Board decides on extended calendar
Local public schools will have a shortened summer and more breaks throughout the year in 2013-14. When those breaks will be and when the school year will begin and end is still to be determined.
District 51 School Board members voted Tuesday night to adopt an “extended” calendar model for next school year. The draft model of the extended calendar begins school Aug. 5 and ends school May 22, 2014 and includes a two-week fall break in October and a two-week spring break in March and April. Those dates will either be set or rearranged and subject to final adoption at a later school board meeting.
Superintendent Steve Schultz said the district plans to meet with Colorado Mesa University President Tim Foster to discuss how to best align as many days off as possible with the university’s calendar. Schultz also said there is a possibility that if school starts earlier than usual and parents already have something planned for the first or second week of August, their students may be able to get an excused absence.

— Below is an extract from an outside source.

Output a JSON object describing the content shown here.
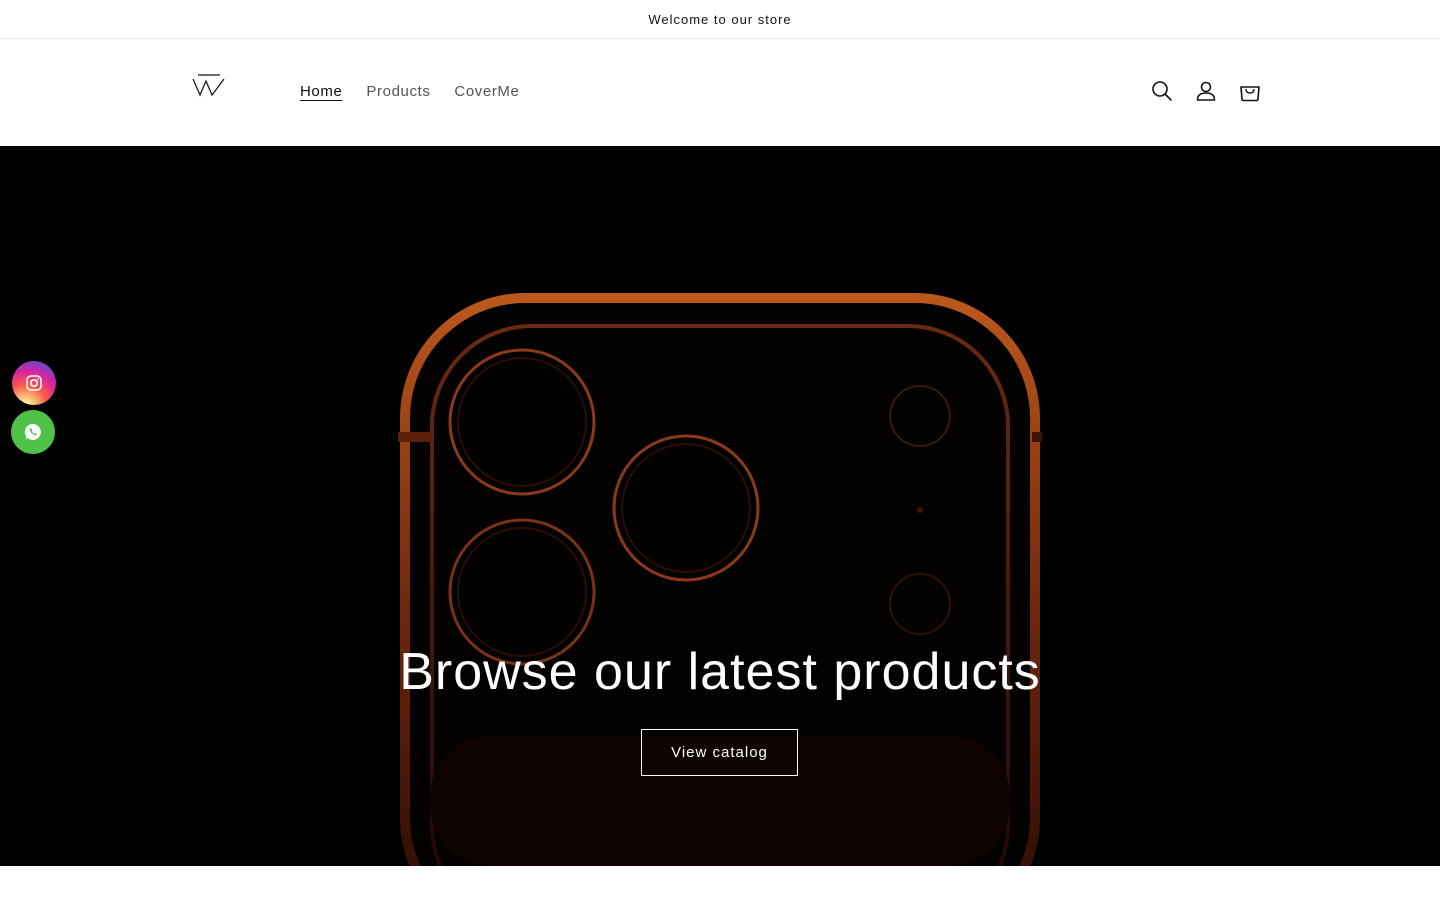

At least one week during fall and spring breaks may be used to offer academic interventions to students who are falling behind or who desire further enrichment in a subject. The district is targeting seven grants and hoping to receive at least a couple of them to fund those intervention periods, according to District 51 Executive Director of Support Services Melissa Callahan DeVita. The grants range from $50,000 to a couple million dollars apiece, DeVita said
“We’re ready to go in terms of getting those applications out,” she said.
School Board President Greg Mikolai said the extended calendar may have to be tweaked in its first year, especially if intervention funding does not come through soon. He said the calendar may start school Aug. 12 and include just one week off in October, for example, if funding was not available for interventions in the fall.
Board member Jeff Leany said he at first favored a four-day model but now prefers the extended five-day week with a shorter summer and breaks that help kids get interventions outside regular scool hours without having to wait for summer school, adding it’s the difference between helping students catch up “at the five-yard line instead of the 50-yard line.”